Director of TO THE END


"I've been making films about social movements for over a decade, covering historic campaigns from Occupy Wall Street and the immigrant labor movement to insurgent Congressional candidates to the inside-outside strategy of the climate movement which led to the passage of the first major climate legislation in US history. ... Students and audiences at my previous presentations have often told me they come away inspired and better informed, whether the topic is independent filmmaking or how movements can stop the climate crisis and make economic and racial justice part of the solution."
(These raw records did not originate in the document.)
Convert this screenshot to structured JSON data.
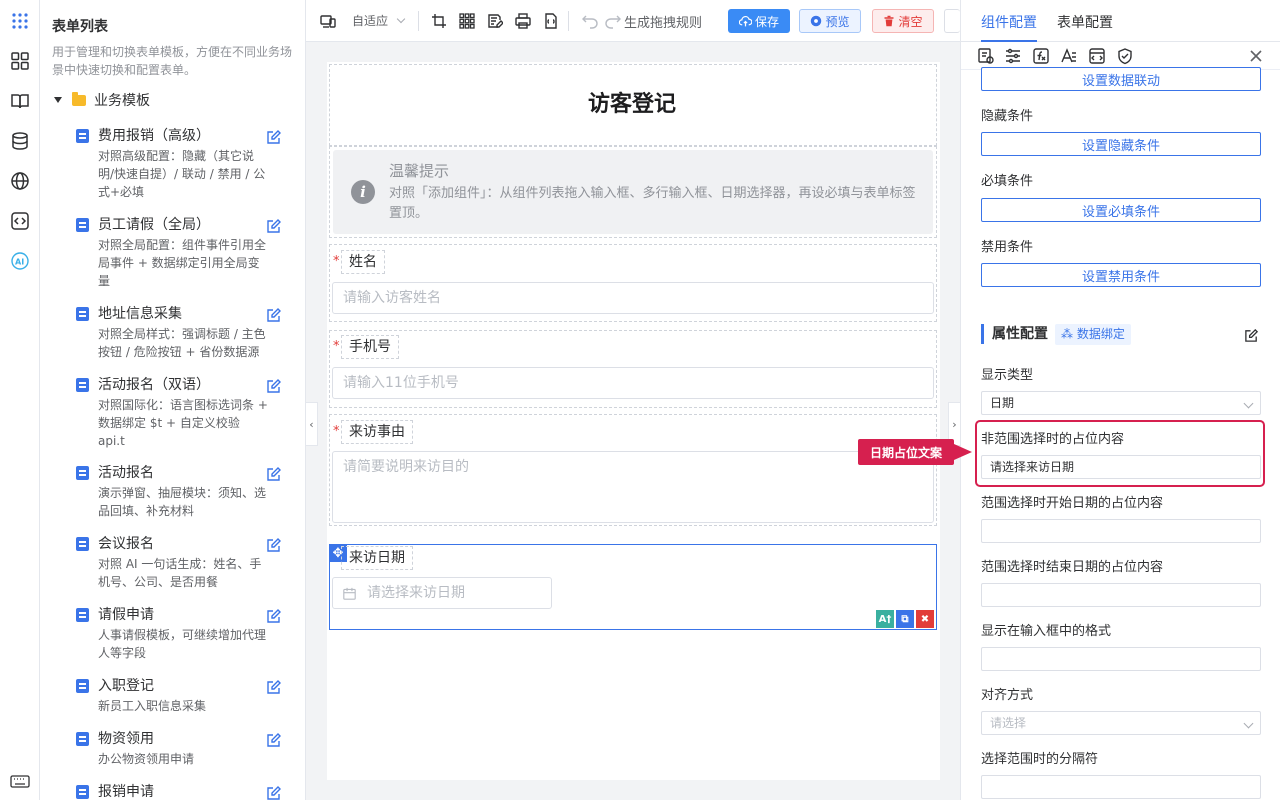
{
  "sidebar": {
    "title": "表单列表",
    "description": "用于管理和切换表单模板，方便在不同业务场景中快速切换和配置表单。",
    "group_label": "业务模板",
    "templates": [
      {
        "name": "费用报销（高级）",
        "desc": "对照高级配置：隐藏（其它说明/快速自提）/ 联动 / 禁用 / 公式+必填"
      },
      {
        "name": "员工请假（全局）",
        "desc": "对照全局配置：组件事件引用全局事件 + 数据绑定引用全局变量"
      },
      {
        "name": "地址信息采集",
        "desc": "对照全局样式：强调标题 / 主色按钮 / 危险按钮 + 省份数据源"
      },
      {
        "name": "活动报名（双语）",
        "desc": "对照国际化：语言图标选词条 + 数据绑定 $t + 自定义校验 api.t"
      },
      {
        "name": "活动报名",
        "desc": "演示弹窗、抽屉模块：须知、选品回填、补充材料"
      },
      {
        "name": "会议报名",
        "desc": "对照 AI 一句话生成：姓名、手机号、公司、是否用餐"
      },
      {
        "name": "请假申请",
        "desc": "人事请假模板，可继续增加代理人等字段"
      },
      {
        "name": "入职登记",
        "desc": "新员工入职信息采集"
      },
      {
        "name": "物资领用",
        "desc": "办公物资领用申请"
      },
      {
        "name": "报销申请",
        "desc": ""
      }
    ]
  },
  "toolbar": {
    "mode": "自适应",
    "generate_rules": "生成拖拽规则",
    "save": "保存",
    "preview": "预览",
    "clear": "清空"
  },
  "form": {
    "title": "访客登记",
    "tip_title": "温馨提示",
    "tip_body": "对照「添加组件」：从组件列表拖入输入框、多行输入框、日期选择器，再设必填与表单标签置顶。",
    "fields": [
      {
        "label": "姓名",
        "placeholder": "请输入访客姓名"
      },
      {
        "label": "手机号",
        "placeholder": "请输入11位手机号"
      },
      {
        "label": "来访事由",
        "placeholder": "请简要说明来访目的"
      },
      {
        "label": "来访日期",
        "placeholder": "请选择来访日期"
      }
    ]
  },
  "panel": {
    "tabs": [
      "组件配置",
      "表单配置"
    ],
    "link_btn": "设置数据联动",
    "hidden_label": "隐藏条件",
    "hidden_btn": "设置隐藏条件",
    "required_label": "必填条件",
    "required_btn": "设置必填条件",
    "disabled_label": "禁用条件",
    "disabled_btn": "设置禁用条件",
    "section": "属性配置",
    "data_bind": "数据绑定",
    "display_type_label": "显示类型",
    "display_type_value": "日期",
    "placeholder_label": "非范围选择时的占位内容",
    "placeholder_value": "请选择来访日期",
    "range_start_label": "范围选择时开始日期的占位内容",
    "range_end_label": "范围选择时结束日期的占位内容",
    "format_label": "显示在输入框中的格式",
    "align_label": "对齐方式",
    "align_placeholder": "请选择",
    "separator_label": "选择范围时的分隔符"
  },
  "annotation": {
    "callout": "日期占位文案"
  },
  "colors": {
    "primary": "#3a74e8",
    "danger": "#e23c39",
    "highlight": "#d6204f"
  }
}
Rachel Lears is an award-winning documentary director, producer and cinematographer based in Brooklyn, NY. Her most recent feature documentary, TO THE END (Roadside Attractions), which follows four high-profile environmental leaders who ignite historic shifts in U.S. climate politics, premiered at the 2022 Sundance Film Festival and went on to play at Tribeca Film Festival, CPH:DOX, Hot Docs, and others; it was released theatrically in December 2022. Her last feature documentary, Knock Down the House (Netflix), follows four women who ran insurgent congressional campaigns in 2018. The film won the US Documentary Audience Award and the Festival Favorite award at the 2019 Sundance Film Festival, was shortlisted for an Oscar and nominated for an Emmy in 2020. Previously, she co-directed The Hand That Feeds (PBS) with Robin Blotnick, following a groundbreaking labor campaign waged by undocumented immigrants at a Manhattan deli; the film won numerous festival awards and was nominated for an Emmy in 2017. Rachel was a 2013 Sundance Creative Producing Lab fellow, and she received the IDA Emerging Filmmaker Award in 2019.

Rachel also has an extensive academic background, with a BA in Music from Yale University, and an MA in Ethnomusicology, Graduate Certificate in Culture & Media and a PhD in Cultural Anthropology from NYU. Her dissertation explored popular music, visual culture and cultural policy in Uruguay, and was supported by two Fulbright grants and a Mellon Foundation Dissertation Completion Fellowship, among others. She has taught courses at the undergraduate level in anthropology and ethnomusicology, and at the graduate level in documentary film production. Rachel has spoken and visited classes at numerous colleges and universities, discussing documentary film practice, film ethics, social justice impact filmmaking, and the contemporary issues explored in her work. Institutions that have hosted Rachel to speak include Columbia University, American University, Rutgers University, and more; in 2014 she gave the keynote address at the Ethnocineca Film Festival in Vienna, Austria. While promoting her films, she has also spoken extensively with media outlets, including podcasts such as The Intercept’s Deconstructed and television programs such as MSNBC’s Morning Joe and PBS’s Amanpour & Company.